you will hold frozen lava in your palm, still hot
enough to singe your skin and
it will be hard not to think that
the nature of nature is to
burn; destroy; scar; storm; die.

but
you’ll remember:
the weathered trees who hold tight enough to a
planet-old supply of shattered stone to
withstand avalanches of wind, who thrive
where air is so thin a flight
of stairs will leave you retching;
the new plants around the rim of the burnt basin
whose leaves are spiky and
stubborn, the brightest green
you’ll ever see, whose roots dig into
memory and porous stone.

because there can’t be fossils without bones or
germination without burns; no autumn
without fallen leaves; no snow leopard
without dead marmots and
at some point you will realize
the nature of nature is a comma, not a full stop.
how can there be a heartbeat
without a pause in between?

"Twelve" by Benjamin Link

God help the day when innate love is called a base distraction
And God help the day when Pacifists
Are charged with inaction
And God Help The Day
When Common People throng
To Gnashing, Slashing Factions
That day is feared by observant men
Unless they’re unco hopeful
Dopeful or Popeful
Unless wise men are unco hopeful
They expect that day with fear

And dread the day when working men
Are thrashed like working horses
And dread the day when peasants bow
To cruel and crooked forces
And dread the day
when crunching streets are paved
With Compressed Beggars’ Corpses
Nearly now; Sinew lines the city
Oh, Pity.
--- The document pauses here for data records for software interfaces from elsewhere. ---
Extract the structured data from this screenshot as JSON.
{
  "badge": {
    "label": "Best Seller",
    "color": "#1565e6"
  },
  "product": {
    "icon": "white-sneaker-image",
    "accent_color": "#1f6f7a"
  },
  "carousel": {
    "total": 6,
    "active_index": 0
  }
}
I bid ye
On death don’t ever build a city
Or else that dreadful day draws near

Sad’s the day when haughty brats
Do shun their poor old mothers
And sad’s the day that curious thought
With violent haste is smothered
And sad’s the day
When everything that lives
Is hated by someone or other
And so, fine fellows, I hope to reach you
Preach to & teach to
To heed the Hypocrites advice
And shun the hate-filled, violent throng
With humble heart now, “I beseech you
In the Bowels of Christ
Consider that you may be wrong.”